Owner name: YAHOO| INC., CALIFORNIA
Free format text: ASSIGNMENT OF ASSIGNORS INTEREST;ASSIGNORS:DAVIS, MARC ELIOT;WROBLEWSKI, LUKE;O'SULLIVAN, JOSEPH JAMES;AND OTHERS;REEL/FRAME:021144/0049;SIGNING DATES FROM 20080606 TO 20080623
Owner name: YAHOO| INC., CALIFORNIA
Free format text: ASSIGNMENT OF ASSIGNORS INTEREST;ASSIGNORS:DAVIS, MARC ELIOT;WROBLEWSKI, LUKE;O'SULLIVAN, JOSEPH JAMES;AND OTHERS;SIGNING DATES FROM 20080606 TO 20080623;REEL/FRAME:021144/0049

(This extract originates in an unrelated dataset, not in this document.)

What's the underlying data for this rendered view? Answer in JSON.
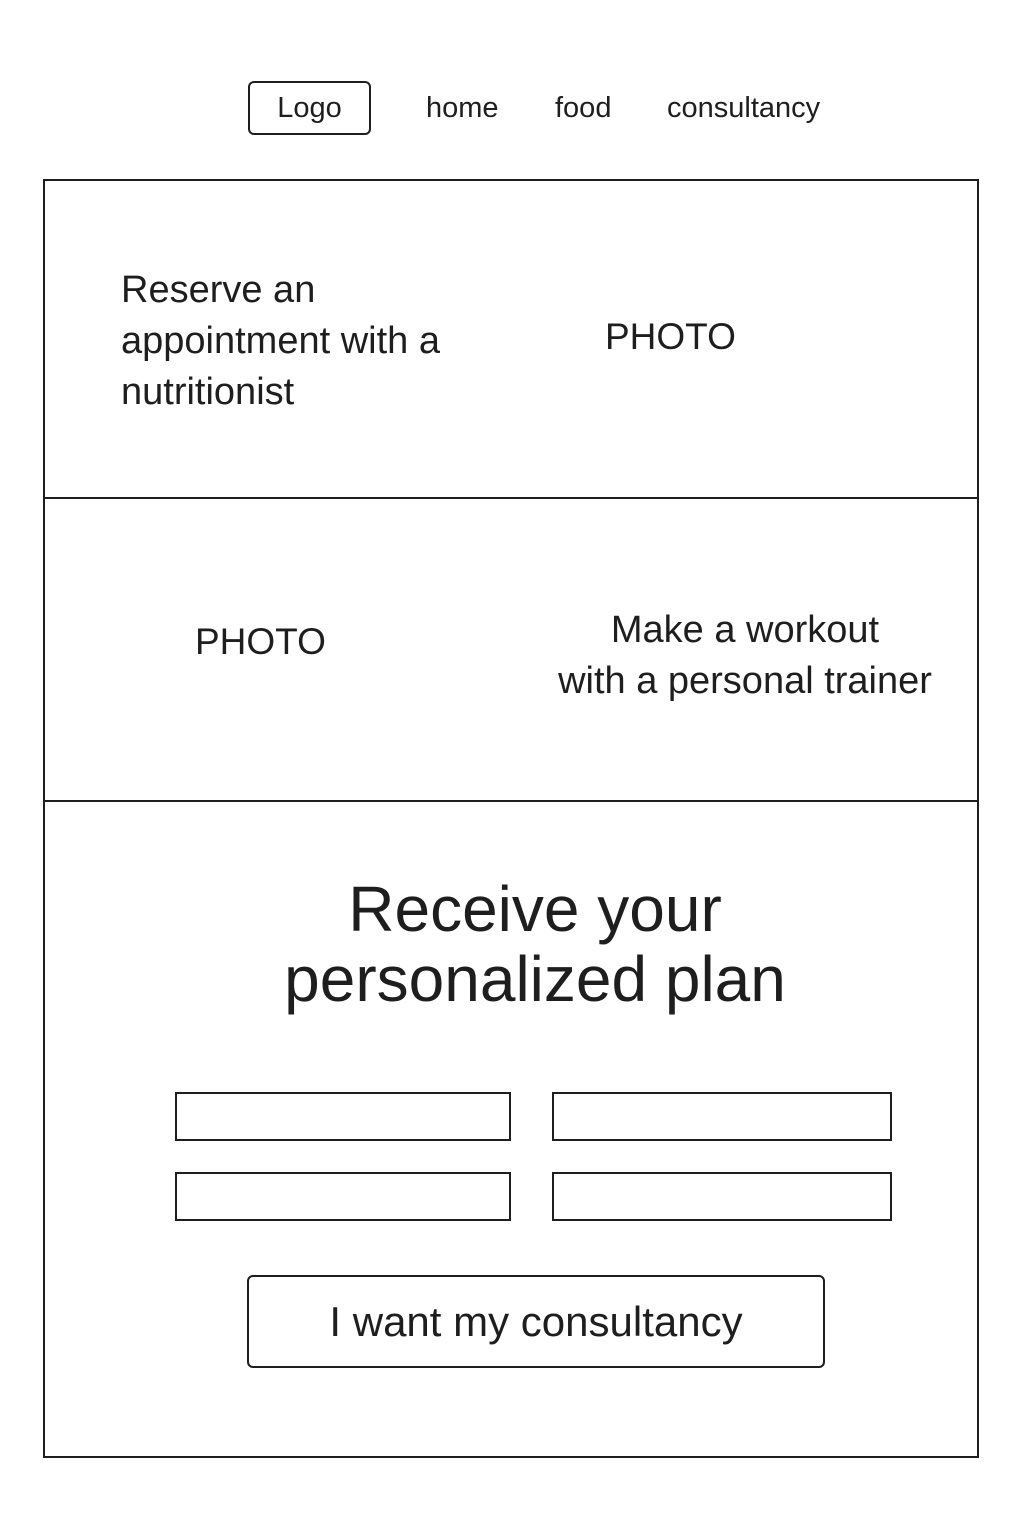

|23 Jun 2017||AS||Assignment|
Owner name: YAHOO HOLDINGS, INC., CALIFORNIA
Free format text: ASSIGNMENT OF ASSIGNORS INTEREST;ASSIGNOR:YAHOO| INC.;REEL/FRAME:042963/0211
Effective date: 20170613